When was the last time that you sat in silence, alone, and listened to your own heart? I’d like to encourage you to give it a try. Find a place that is comfortable to you, where you can relax and be open and available to God. Take some time to settle in and just breathe deeply. With each breath, become more aware of God’s presence and your desire to be present with God. This is called centering-down, and for me it can take a while. My mind doesn’t like to stay centered and still in the moment, it likes to run miles an hour after all the things that need doing. Take the time to properly center down, don’t give up or get upset at your wandering thoughts. Be persistent, keep breathing, and keep relaxing.
Don’t speak. When your mind has gotten quiet, and your body has become still, start to think about your life and begin to notice what is true about you these days. Take your time, and go slow. Don’t rush to make something happen. Embrace the silence. Allow your soul to emerge and say something to you that maybe you have not wanted to admit. Is there an emotion that needs to be expressed (anger, joy, grief, confusion)? What have you been too busy to notice?
Whatever comes to mind, whatever your soul makes you aware of – don’t try to fix it, just sit with it for a little bit. Become more aware that God is present with you in this awareness. Barton says,
“Feel the difference between trying to fix it and just being with it. Feel the difference between doing something with it and resting with it. Feel the difference between trying to fight it and letting God fight for you. What does it mean for you to be still and let God fight (or work) for you in this particular area?”
Spend a solid amount of time in solitude, I recommend starting with 30 minutes and a couple times a week. Allowing your soul to rest in silence and solitude is a blessing that you need to be experiencing. Take some time and look at the story of Elijah meeting with God in 1 Kings 19:11-13. God’s voice was not found in the noise, busyness, or chaos – God’s voice came to Elijah in “sheer silence.” Have you been creating space to hear God in the silence? Or, has your life been overrun with noise and “to-do” lists? Building a life of worship takes intentionality, it requires that we set aside our previous patterns and unhealthy tendencies and re-shape and re-order our lives to more closely reflect the life of Christ. Jesus was never “busy” or “in a hurry.” His pace of life was so different from many of ours. Use times of Silence and Solitude to filter out everything that you “have to do” and focus on allowing God to speak to your heart. He will show you what work you truly need to focus on, and what things you need to let go of. It is time to learn how to rest.
May the Lord bless you and keep you, and may you learn to be still and listen to His voice again. Remember, that even our Lord Jesus took time away from His ministry to withdraw from the crowds. If Christ required silence and solitude, how much more do our own souls need to be consistently re-grounded in the presence of God? May the Lord bless you as you seek to re-order your life to truly live a life of Worship, in His name. Amen.

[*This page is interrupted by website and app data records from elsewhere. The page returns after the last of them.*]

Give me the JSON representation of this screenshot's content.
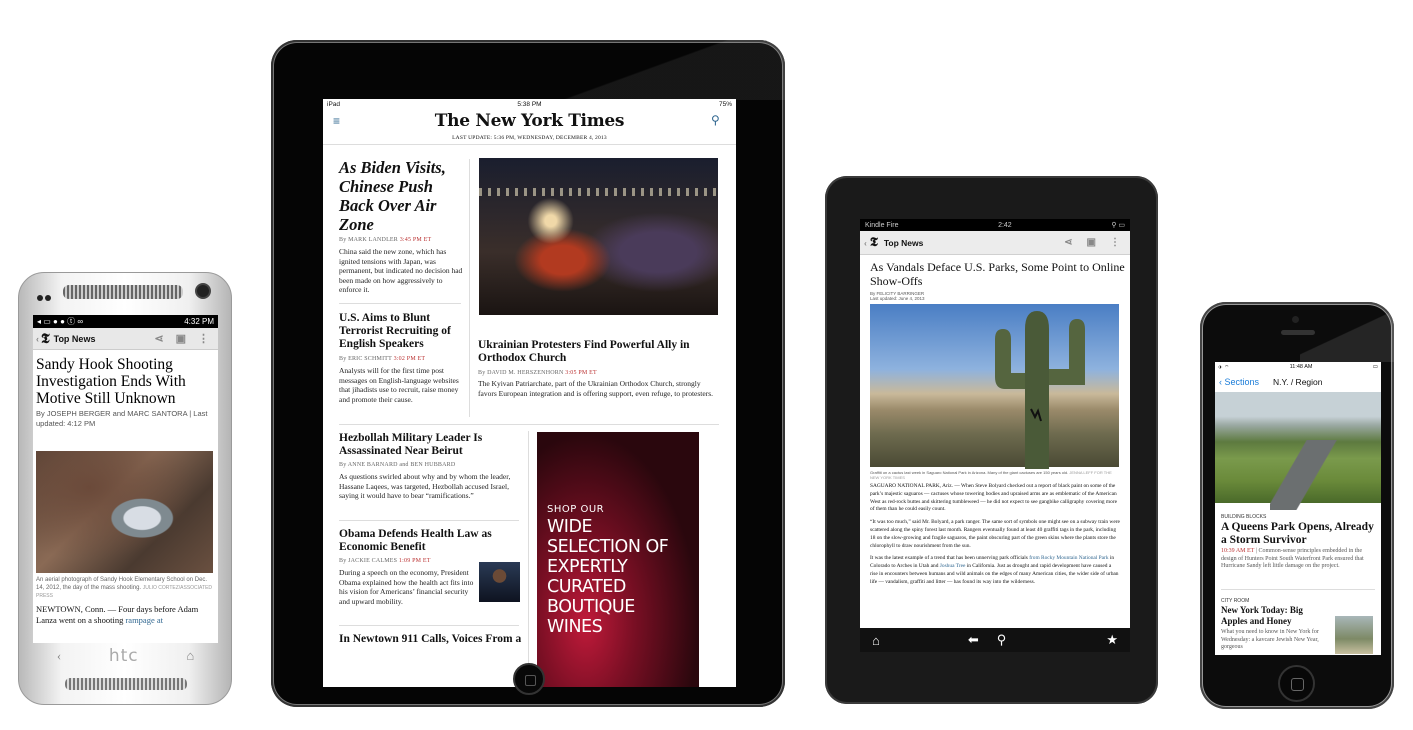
{
  "htc": {
    "status_time": "4:32 PM",
    "section": "Top News",
    "headline": "Sandy Hook Shooting Investigation Ends With Motive Still Unknown",
    "byline": "By JOSEPH BERGER and MARC SANTORA  |  Last updated: 4:12 PM",
    "caption": "An aerial photograph of Sandy Hook Elementary School on Dec. 14, 2012, the day of the mass shooting.",
    "caption_credit": "JULIO CORTEZ/ASSOCIATED PRESS",
    "body": "NEWTOWN, Conn. — Four days before Adam Lanza went on a shooting",
    "body_link": "rampage at",
    "brand": "htc"
  },
  "ipad": {
    "status_left": "iPad",
    "status_time": "5:38 PM",
    "status_battery": "75%",
    "masthead": "The New York Times",
    "last_update": "LAST UPDATE: 5:36 PM, WEDNESDAY, DECEMBER 4, 2013",
    "lead": {
      "headline": "As Biden Visits, Chinese Push Back Over Air Zone",
      "author": "By MARK LANDLER",
      "time": "3:45 PM ET",
      "summary": "China said the new zone, which has ignited tensions with Japan, was permanent, but indicated no decision had been made on how aggressively to enforce it."
    },
    "story2": {
      "headline": "U.S. Aims to Blunt Terrorist Recruiting of English Speakers",
      "author": "By ERIC SCHMITT",
      "time": "3:02 PM ET",
      "summary": "Analysts will for the first time post messages on English-language websites that jihadists use to recruit, raise money and promote their cause."
    },
    "story3": {
      "headline": "Ukrainian Protesters Find Powerful Ally in Orthodox Church",
      "author": "By DAVID M. HERSZENHORN",
      "time": "3:05 PM ET",
      "summary": "The Kyivan Patriarchate, part of the Ukrainian Orthodox Church, strongly favors European integration and is offering support, even refuge, to protesters."
    },
    "story4": {
      "headline": "Hezbollah Military Leader Is Assassinated Near Beirut",
      "author": "By ANNE BARNARD and BEN HUBBARD",
      "summary": "As questions swirled about why and by whom the leader, Hassane Laqees, was targeted, Hezbollah accused Israel, saying it would have to bear “ramifications.”"
    },
    "story5": {
      "headline": "Obama Defends Health Law as Economic Benefit",
      "author": "By JACKIE CALMES",
      "time": "1:09 PM ET",
      "summary": "During a speech on the economy, President Obama explained how the health act fits into his vision for Americans’ financial security and upward mobility."
    },
    "story6": {
      "headline": "In Newtown 911 Calls, Voices From a"
    },
    "ad": {
      "line1": "SHOP OUR",
      "line2": "WIDE SELECTION OF EXPERTLY CURATED BOUTIQUE WINES"
    }
  },
  "kindle": {
    "status_left": "Kindle Fire",
    "status_time": "2:42",
    "section": "Top News",
    "headline": "As Vandals Deface U.S. Parks, Some Point to Online Show-Offs",
    "byline": "By FELICITY BARRINGER",
    "updated": "Last updated: June 4, 2013",
    "caption": "Graffiti on a cactus last week in Saguaro National Park in Arizona. Many of the giant cactuses are 150 years old.",
    "caption_credit": "JENNA LEFF FOR THE NEW YORK TIMES",
    "p1": "SAGUARO NATIONAL PARK, Ariz. — When Steve Bolyard checked out a report of black paint on some of the park’s majestic saguaros — cactuses whose towering bodies and upraised arms are as emblematic of the American West as red-rock buttes and skittering tumbleweed — he did not expect to see gangbike calligraphy covering more of them than he could easily count.",
    "p2": "“It was too much,” said Mr. Bolyard, a park ranger. The same sort of symbols one might see on a subway train were scattered along the spiny forest last month. Rangers eventually found at least 40 graffiti tags in the park, including 18 on the slow-growing and fragile saguaros, the paint obscuring part of the green skins where the plants store the chlorophyll to draw nourishment from the sun.",
    "p3_a": "It was the latest example of a trend that has been unnerving park officials",
    "p3_link1": "from Rocky Mountain National Park",
    "p3_b": "in Colorado to Arches in Utah and",
    "p3_link2": "Joshua Tree",
    "p3_c": "in California. Just as drought and rapid development have caused a rise in encounters between humans and wild animals on the edges of many American cities, the wider side of urban life — vandalism, graffiti and litter — has found its way into the wilderness."
  },
  "iphone": {
    "status_time": "11:48 AM",
    "back_label": "Sections",
    "nav_title": "N.Y. / Region",
    "kicker1": "BUILDING BLOCKS",
    "headline1": "A Queens Park Opens, Already a Storm Survivor",
    "time1": "10:39 AM ET",
    "summary1": "Common-sense principles embedded in the design of Hunters Point South Waterfront Park ensured that Hurricane Sandy left little damage on the project.",
    "kicker2": "CITY ROOM",
    "headline2": "New York Today: Big Apples and Honey",
    "summary2": "What you need to know in New York for Wednesday: a kavcare Jewish New Year, gorgeous"
  }
}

Quote from Parker Palmer, A Hidden Wholeness – as quoted in Sacred Rhythms p. 29
 Not so comfortable that you fall asleep!
 Barton. Sacred Rhythms, p. 44
 Your translation may say “a still small voice” or “a gentle whisper.” The intent behind the Hebrew word here is best translated, “sheer silence.”